Technology Descriptions

Heat pump water heater (HPWP)

A heat pump takes advantage of the thermodynamic properties of organic fluids (refrigerants) which allows the system to provide a certain amount of cooling or heating with less energy input relative to an electric resistance heater where the input electrical energy is directly converted to heat in a 1:1 ratio. When an air-source heat pump is applied to water heating service, significant improvements to electrical energy use efficiency can be achieved, except when the outdoor air temperature is very low. Capacity and efficiency of the heat pump is greatly reduced at low outside are conditions which forces the back-up resistance heater to operate.
Ground-source heat pump (GHP)

A GHP system takes advantage of the ground’s moderate temperature to heat or cool air or water very efficiently. A study was conducted at the Domes, to evaluate different types of GHP systems. Options analyzed included both central and individual configurations, providing either all or some of the services of space heating, space cooling and domestic hot water (the most significant end uses in terms of energy consumption).

From the study, an individual GHP system providing space heating and cooling to a single dome was selected for installation at the Domes.
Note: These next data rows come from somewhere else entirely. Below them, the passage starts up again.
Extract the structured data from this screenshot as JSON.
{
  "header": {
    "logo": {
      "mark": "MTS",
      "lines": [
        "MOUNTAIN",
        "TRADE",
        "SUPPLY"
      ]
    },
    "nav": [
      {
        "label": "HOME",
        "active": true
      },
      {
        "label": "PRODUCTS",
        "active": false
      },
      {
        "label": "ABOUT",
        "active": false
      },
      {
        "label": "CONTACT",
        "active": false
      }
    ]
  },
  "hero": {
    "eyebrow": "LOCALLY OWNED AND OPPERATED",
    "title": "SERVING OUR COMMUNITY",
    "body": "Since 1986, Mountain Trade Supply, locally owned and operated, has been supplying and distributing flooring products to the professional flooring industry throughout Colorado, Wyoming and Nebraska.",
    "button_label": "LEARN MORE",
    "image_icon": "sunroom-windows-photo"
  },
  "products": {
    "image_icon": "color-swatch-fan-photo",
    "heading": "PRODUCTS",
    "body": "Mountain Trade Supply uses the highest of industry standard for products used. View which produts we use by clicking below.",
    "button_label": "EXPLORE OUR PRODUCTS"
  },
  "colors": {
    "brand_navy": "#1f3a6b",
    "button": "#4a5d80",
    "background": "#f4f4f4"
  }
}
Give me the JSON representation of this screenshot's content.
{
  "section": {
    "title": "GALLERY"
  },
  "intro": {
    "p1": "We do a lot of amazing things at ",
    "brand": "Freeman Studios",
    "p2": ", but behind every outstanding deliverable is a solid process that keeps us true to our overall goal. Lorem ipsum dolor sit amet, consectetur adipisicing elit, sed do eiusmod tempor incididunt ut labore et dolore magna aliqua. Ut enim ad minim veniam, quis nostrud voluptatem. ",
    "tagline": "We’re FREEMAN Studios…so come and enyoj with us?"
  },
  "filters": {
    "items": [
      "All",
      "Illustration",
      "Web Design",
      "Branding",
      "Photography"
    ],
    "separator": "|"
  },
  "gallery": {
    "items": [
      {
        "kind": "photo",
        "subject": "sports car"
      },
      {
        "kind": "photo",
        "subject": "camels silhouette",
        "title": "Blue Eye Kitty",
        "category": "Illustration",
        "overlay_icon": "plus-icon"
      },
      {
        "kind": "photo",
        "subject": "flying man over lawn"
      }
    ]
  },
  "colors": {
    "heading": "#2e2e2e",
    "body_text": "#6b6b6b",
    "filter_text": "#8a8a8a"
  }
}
The system comprises of a prototype heat pump unit, called GTHP, which was modified from a commercially-available air-source heat pump unit (known as PTHP). The GTHP utilizes a shallow, horizontally drilled geothermal heat exchanger.

[1] The Americans with Disabilities Act (ADA) ensures, among other things, access to the built environment for people with disabilities through standards for construction and alteration.